baking soda [beyk-ing soh-duh] noun
Also bicarbonate of soda. A chemical leavener that, when combined with an acid ingredient such as buttermilk, yogurt, sour cream, etc., produces carbon dioxide gas bubbles that will help the bread, cookie or cake rise and have a light texture. Baking soda reacts immediately when it comes in contact with the acid, so it should always be mixed with the other dry ingredients before combining with remaining ingredients.
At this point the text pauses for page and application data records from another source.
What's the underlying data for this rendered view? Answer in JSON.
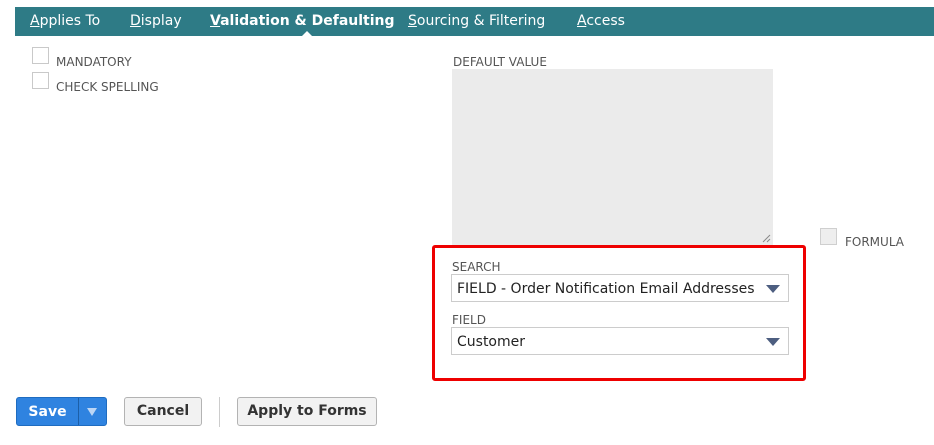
{
  "tabs": [
    {
      "prefix": "",
      "accel": "A",
      "rest": "pplies To"
    },
    {
      "prefix": "",
      "accel": "D",
      "rest": "isplay"
    },
    {
      "prefix": "",
      "accel": "V",
      "rest": "alidation & Defaulting"
    },
    {
      "prefix": "",
      "accel": "S",
      "rest": "ourcing & Filtering"
    },
    {
      "prefix": "",
      "accel": "A",
      "rest": "ccess"
    }
  ],
  "active_tab": "Validation & Defaulting",
  "checkboxes": {
    "mandatory": "MANDATORY",
    "check_spelling": "CHECK SPELLING",
    "formula": "FORMULA"
  },
  "default_value": {
    "label": "DEFAULT VALUE",
    "value": ""
  },
  "search": {
    "label": "SEARCH",
    "value": "FIELD - Order Notification Email Addresses"
  },
  "field": {
    "label": "FIELD",
    "value": "Customer"
  },
  "buttons": {
    "save": "Save",
    "cancel": "Cancel",
    "apply_to_forms": "Apply to Forms"
  },
  "colors": {
    "tabbar": "#2e7b86",
    "save": "#2f83e0",
    "highlight": "#ee0000"
  }
}
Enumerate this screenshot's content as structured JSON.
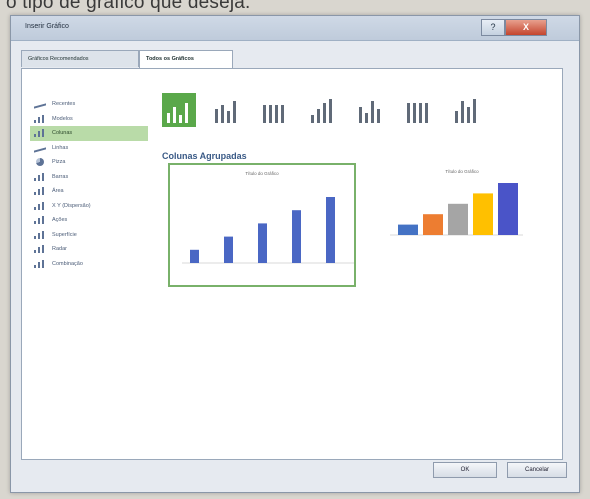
{
  "caption": "o tipo de gráfico que deseja.",
  "window": {
    "title": "Inserir Gráfico",
    "help": "?",
    "close": "X"
  },
  "tabs": [
    {
      "label": "Gráficos Recomendados",
      "active": false
    },
    {
      "label": "Todos os Gráficos",
      "active": true
    }
  ],
  "categories": [
    {
      "label": "Recentes",
      "icon": "recent-icon"
    },
    {
      "label": "Modelos",
      "icon": "folder-icon"
    },
    {
      "label": "Colunas",
      "icon": "column-chart-icon",
      "selected": true
    },
    {
      "label": "Linhas",
      "icon": "line-chart-icon"
    },
    {
      "label": "Pizza",
      "icon": "pie-chart-icon"
    },
    {
      "label": "Barras",
      "icon": "bar-chart-icon"
    },
    {
      "label": "Área",
      "icon": "area-chart-icon"
    },
    {
      "label": "X Y (Dispersão)",
      "icon": "scatter-chart-icon"
    },
    {
      "label": "Ações",
      "icon": "stock-chart-icon"
    },
    {
      "label": "Superfície",
      "icon": "surface-chart-icon"
    },
    {
      "label": "Radar",
      "icon": "radar-chart-icon"
    },
    {
      "label": "Combinação",
      "icon": "combo-chart-icon"
    }
  ],
  "subtype_count": 7,
  "selected_subtype": 0,
  "section_title": "Colunas Agrupadas",
  "preview": {
    "title_left": "Título do Gráfico",
    "title_right": "Título do Gráfico",
    "values": [
      1,
      2,
      3,
      4,
      5
    ],
    "colors": [
      "#4472c4",
      "#ed7d31",
      "#a5a5a5",
      "#ffc000",
      "#4a54c8"
    ],
    "left_bar_color": "#4a67c4"
  },
  "buttons": {
    "ok": "OK",
    "cancel": "Cancelar"
  },
  "colors": {
    "selection": "#b9dba8",
    "selected_subtype": "#5aa84a"
  }
}
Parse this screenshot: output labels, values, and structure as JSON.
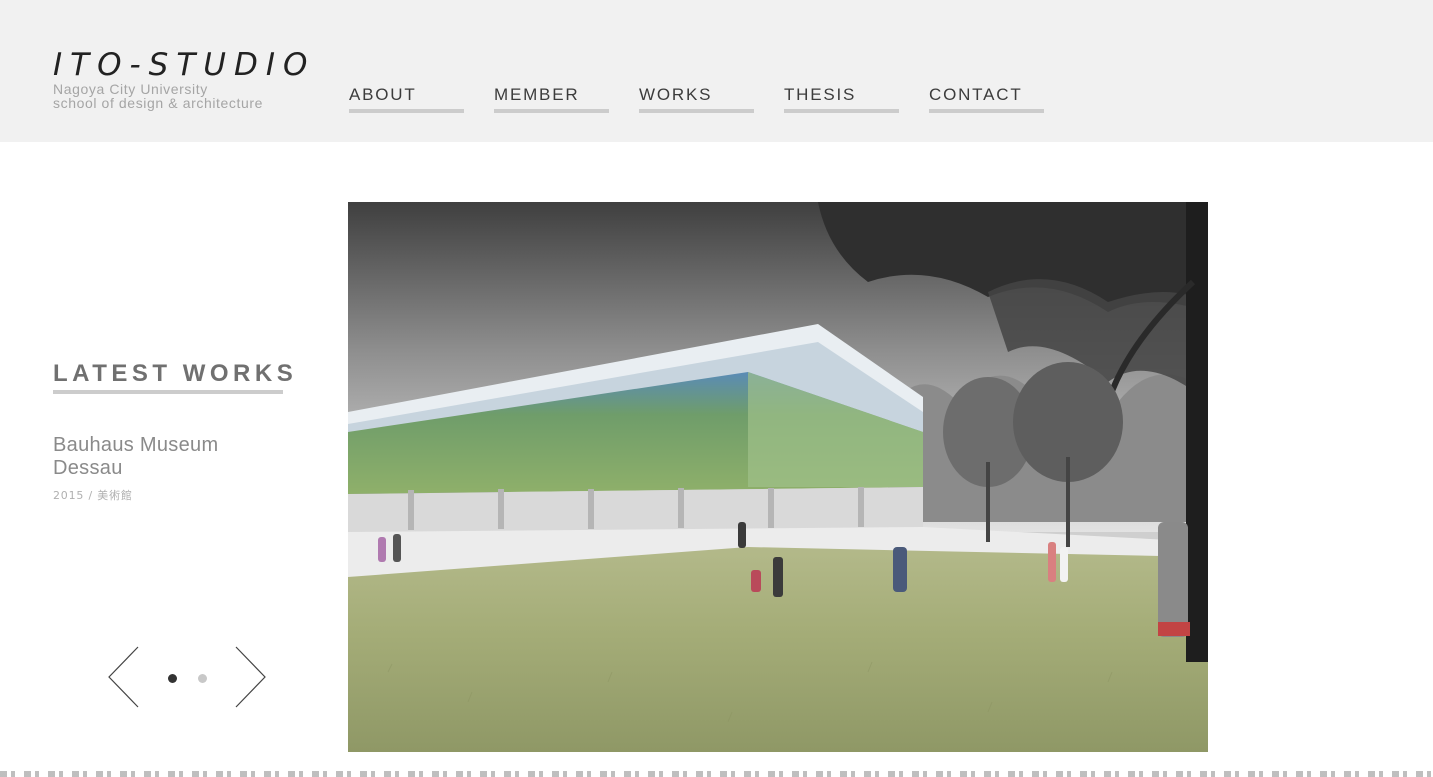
{
  "brand": {
    "title": "ITO-STUDIO",
    "subtitle_line1": "Nagoya City University",
    "subtitle_line2": "school of design & architecture"
  },
  "nav": {
    "items": [
      {
        "label": "ABOUT"
      },
      {
        "label": "MEMBER"
      },
      {
        "label": "WORKS"
      },
      {
        "label": "THESIS"
      },
      {
        "label": "CONTACT"
      }
    ]
  },
  "latest": {
    "heading": "LATEST WORKS",
    "work_title_line1": "Bauhaus Museum",
    "work_title_line2": "Dessau",
    "work_meta": "2015 / 美術館"
  },
  "slider": {
    "active_slide": 1,
    "total_slides": 2
  },
  "colors": {
    "header_bg": "#f1f1f1",
    "nav_underline": "#cccccc",
    "heading_text": "#707070",
    "dot_active": "#333333",
    "dot_inactive": "#c8c8c8"
  }
}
A famous exception is the classic Toll-House Chocolate Chip Cookies recipe where Ruth Wakefield directs us to mix baking powder with water. Once a batter or dough containing baking soda is prepared, it is typically baked immediately to take advantage of the leavening action. Many chocolate chip cookie recipes are refrigerated first; another exception. The theory is that the small bit of acidity provided by the molasses in the brown sugar takes a while to affect the baking soda.